A lány visszafut, ahol még várja az első fiú.
The girl is running back where the first boy is still waiting for her.

A lány átfut a hídon, de a másik oldalon is mindenhol fiúkat lát.
The girl is running over the bridge, but all she can see on the other side is boys.

A lány már össze-vissza/oda-vissza fut az üldözői elől.
The girl is now running around/back and forth from her pursuers.

6. Everyday conversation.

– Hoznál tejfölt? (-Would you bring some sour cream?)
– Igen, hoznék. (-Yes, I would.)
– Akkor menj el a boltba. (-Then go to the shop.)

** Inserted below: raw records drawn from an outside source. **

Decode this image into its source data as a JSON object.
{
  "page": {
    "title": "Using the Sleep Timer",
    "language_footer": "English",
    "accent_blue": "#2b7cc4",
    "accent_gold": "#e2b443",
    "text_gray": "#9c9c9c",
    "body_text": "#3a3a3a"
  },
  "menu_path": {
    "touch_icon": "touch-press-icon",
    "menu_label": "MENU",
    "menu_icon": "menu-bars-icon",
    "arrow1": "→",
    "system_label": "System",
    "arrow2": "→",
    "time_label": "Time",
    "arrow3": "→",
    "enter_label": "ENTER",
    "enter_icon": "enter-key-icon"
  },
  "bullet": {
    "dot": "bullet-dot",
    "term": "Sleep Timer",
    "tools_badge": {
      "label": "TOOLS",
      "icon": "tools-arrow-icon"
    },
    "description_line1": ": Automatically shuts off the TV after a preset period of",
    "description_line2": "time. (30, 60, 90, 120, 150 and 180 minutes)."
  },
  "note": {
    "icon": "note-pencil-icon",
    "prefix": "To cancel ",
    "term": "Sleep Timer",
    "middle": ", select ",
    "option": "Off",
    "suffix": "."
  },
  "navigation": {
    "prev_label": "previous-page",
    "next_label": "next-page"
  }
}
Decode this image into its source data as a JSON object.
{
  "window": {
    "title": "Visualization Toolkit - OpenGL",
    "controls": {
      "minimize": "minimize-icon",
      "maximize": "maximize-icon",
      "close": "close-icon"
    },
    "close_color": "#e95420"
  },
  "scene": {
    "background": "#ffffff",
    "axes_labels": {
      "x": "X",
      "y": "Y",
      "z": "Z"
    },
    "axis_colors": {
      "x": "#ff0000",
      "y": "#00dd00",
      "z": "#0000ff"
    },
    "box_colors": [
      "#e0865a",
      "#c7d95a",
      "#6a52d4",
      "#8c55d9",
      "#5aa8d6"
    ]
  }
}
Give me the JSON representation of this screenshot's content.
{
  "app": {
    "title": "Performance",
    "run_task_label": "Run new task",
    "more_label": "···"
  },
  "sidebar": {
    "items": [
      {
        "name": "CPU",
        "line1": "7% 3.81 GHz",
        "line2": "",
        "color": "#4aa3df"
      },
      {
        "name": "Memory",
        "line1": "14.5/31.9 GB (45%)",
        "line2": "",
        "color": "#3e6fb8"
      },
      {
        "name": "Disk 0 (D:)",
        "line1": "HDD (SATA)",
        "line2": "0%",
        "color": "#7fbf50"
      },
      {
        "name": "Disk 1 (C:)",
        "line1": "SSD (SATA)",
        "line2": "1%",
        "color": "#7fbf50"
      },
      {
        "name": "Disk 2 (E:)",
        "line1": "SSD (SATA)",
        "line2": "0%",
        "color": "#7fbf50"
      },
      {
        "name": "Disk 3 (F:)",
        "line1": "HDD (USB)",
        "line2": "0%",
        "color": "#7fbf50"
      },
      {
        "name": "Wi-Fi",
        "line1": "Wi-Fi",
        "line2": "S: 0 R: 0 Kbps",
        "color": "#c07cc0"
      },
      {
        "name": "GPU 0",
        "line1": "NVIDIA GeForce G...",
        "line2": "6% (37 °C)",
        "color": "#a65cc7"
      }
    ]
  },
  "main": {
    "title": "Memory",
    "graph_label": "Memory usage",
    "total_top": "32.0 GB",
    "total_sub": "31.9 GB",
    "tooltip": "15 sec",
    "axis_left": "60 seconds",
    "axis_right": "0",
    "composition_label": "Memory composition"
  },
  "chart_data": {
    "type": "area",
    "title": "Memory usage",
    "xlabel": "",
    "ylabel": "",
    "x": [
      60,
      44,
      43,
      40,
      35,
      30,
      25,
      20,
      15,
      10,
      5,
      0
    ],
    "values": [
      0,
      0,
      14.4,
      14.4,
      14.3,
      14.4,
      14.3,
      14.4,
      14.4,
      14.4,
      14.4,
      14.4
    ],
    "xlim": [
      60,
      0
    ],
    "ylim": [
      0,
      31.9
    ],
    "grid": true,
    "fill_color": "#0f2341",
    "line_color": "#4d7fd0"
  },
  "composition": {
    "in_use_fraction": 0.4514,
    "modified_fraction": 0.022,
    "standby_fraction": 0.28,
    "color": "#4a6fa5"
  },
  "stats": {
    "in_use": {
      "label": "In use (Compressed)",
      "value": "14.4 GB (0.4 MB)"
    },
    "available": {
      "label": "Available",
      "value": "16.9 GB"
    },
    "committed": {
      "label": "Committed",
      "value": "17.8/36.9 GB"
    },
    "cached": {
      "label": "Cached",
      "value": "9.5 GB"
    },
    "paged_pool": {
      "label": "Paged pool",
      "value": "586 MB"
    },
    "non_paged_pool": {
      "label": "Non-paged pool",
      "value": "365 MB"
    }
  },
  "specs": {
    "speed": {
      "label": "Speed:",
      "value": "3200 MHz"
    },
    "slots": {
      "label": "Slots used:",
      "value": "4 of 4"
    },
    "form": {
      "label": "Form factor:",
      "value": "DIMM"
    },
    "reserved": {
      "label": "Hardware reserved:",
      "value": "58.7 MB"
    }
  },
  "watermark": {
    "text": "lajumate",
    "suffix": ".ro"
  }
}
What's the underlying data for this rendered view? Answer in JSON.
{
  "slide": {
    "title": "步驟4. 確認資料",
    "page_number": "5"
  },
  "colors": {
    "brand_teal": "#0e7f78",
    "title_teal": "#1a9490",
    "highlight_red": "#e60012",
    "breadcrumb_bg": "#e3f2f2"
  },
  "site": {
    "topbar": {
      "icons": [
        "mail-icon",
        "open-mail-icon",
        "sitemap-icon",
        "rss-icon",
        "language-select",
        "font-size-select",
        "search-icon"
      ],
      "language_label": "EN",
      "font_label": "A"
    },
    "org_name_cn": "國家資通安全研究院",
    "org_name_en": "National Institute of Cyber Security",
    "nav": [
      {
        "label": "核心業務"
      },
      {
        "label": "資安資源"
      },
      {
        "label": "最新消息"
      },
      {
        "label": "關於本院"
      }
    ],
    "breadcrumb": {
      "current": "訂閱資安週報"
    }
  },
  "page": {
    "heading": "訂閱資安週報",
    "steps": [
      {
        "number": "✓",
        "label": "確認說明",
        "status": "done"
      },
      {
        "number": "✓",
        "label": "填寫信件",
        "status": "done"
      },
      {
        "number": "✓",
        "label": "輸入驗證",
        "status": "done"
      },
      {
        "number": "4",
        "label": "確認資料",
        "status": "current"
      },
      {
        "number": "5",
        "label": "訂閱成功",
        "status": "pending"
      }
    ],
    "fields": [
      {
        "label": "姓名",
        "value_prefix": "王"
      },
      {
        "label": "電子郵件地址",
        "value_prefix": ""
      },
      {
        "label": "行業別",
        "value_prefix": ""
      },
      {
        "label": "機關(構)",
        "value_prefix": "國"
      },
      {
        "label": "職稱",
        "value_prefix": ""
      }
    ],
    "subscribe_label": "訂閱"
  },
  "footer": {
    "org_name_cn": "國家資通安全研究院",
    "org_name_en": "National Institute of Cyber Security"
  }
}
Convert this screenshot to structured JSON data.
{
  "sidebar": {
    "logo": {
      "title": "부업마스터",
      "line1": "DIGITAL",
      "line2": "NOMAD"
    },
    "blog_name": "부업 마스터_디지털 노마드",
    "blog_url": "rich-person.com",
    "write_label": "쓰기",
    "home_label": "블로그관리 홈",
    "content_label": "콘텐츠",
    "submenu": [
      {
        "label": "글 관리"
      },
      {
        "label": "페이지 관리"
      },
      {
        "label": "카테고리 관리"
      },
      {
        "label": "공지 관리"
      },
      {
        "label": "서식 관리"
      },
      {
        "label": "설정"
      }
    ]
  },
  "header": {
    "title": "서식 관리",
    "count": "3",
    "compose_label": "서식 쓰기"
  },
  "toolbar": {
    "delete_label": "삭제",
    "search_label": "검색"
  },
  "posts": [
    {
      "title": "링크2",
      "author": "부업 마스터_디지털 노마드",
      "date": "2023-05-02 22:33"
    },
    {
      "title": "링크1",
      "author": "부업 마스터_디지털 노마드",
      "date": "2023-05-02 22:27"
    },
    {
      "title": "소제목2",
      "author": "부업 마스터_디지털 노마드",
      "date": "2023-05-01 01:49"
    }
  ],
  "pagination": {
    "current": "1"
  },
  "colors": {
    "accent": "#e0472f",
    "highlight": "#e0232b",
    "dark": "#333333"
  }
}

A fiú felöltözött és kilépett az ajtón, amikor visszakiabált:
(The boy put on his clothes and stepped outside when he shouted back:)

– Mentem! (-I’m gone.)

You don’t see elmentem. Because both members of this conversation knew the context. Obviously, the boy didn’t want to talk about the continuity while he was going somewhere.

Of course, the correct way of saying is Elmentem! It is just a quick note for you to be aware of this, too.

After all, everyday language doesn’t abide by the grammar book. Just think of writing on a piece of paper GONE SHOPPING. It has quite the same feeling.

The ambiguity of the definite conjugation

The advantage the definite conjugation guarantees us, that is concision and short phraseology, is the disadvantage at the same time.

Here we have a simple dialogue:

-Látod? -Igen, látom.
-Can you see it? -Yes, I can see it.

With no context, it is not possible to tell what we refer to. It is because the definite form ’látom’ can refer to the following:

Látom azt
azokat
őt
őket
magát
magukat
önt
önöket
I can see it
those
him/her
them
you-sing. polite
you-plur. polite
you-sing. polite
you-plur. polite

So who or what exactly do we refer to in the dialogue? The answer is: we don’t know until we give it a context. That is why I translated ’látod’ and ’látom’ with the pronoun ’it’. In Hungarian there is no distinction between genders. That can cause problems when you have to translate sentences without any context.

In excercises for Hungarian students references are given: Látom őt. – I can see ____ (girl). That is how the students know that they have to write the pronoun ’her’.

Now back to our example. We need a context.

-Nézd! Ott van egy csinos lány. Látod? -Igen, látom.
-Look. There’s a pretty girl over there. Can you see her? -Yes, I can see her.

Here I’ll enumerate the possibilities for you with ’lát-see’ in definite conjugation:

Látom azt, azokat
őt, őket
magát, magukat
önt, önöket
magamat
magunkat
I can see it, those
him/her, them
you (polite)
you (polite)
myself
ourselves
Látod azt, azokat
őt, őket
magadat
magatokat
You can see it, those
him/her, them
yourself
yourselves
Látja azt, azokat
őt, őket
magát, magukat
önt, önöket
magát
magukat
He can see
She can see
it, those
him/her, them
you (polite)
you (polite)
him/herself
themselves
Látjuk azt, azokat
őt, őket
magát, magukat
önt, önöket
magunkat
We can see it, those
him/her, them
you (polite)
you (polite)
ourselves
Látjátok azt, azokat
őt, őket
magatokat
You can see it, those
him/her, them
yourselves
Látják azt, azokat
őt, őket
magát, magukat
önt, önöket
magukat
They can see it, those
him/her, them
you (polite)
you (polite)
themselves

As you can see, I wrote ’magát, magukat’ twice where it is possible because these pronouns are different in English. In Hungarian they can be personal pronouns expressing politeness. In this case they are equivalent to ’you, sir/madam…’. They can also be reflexive pronouns meaning …self (himself, themselves…).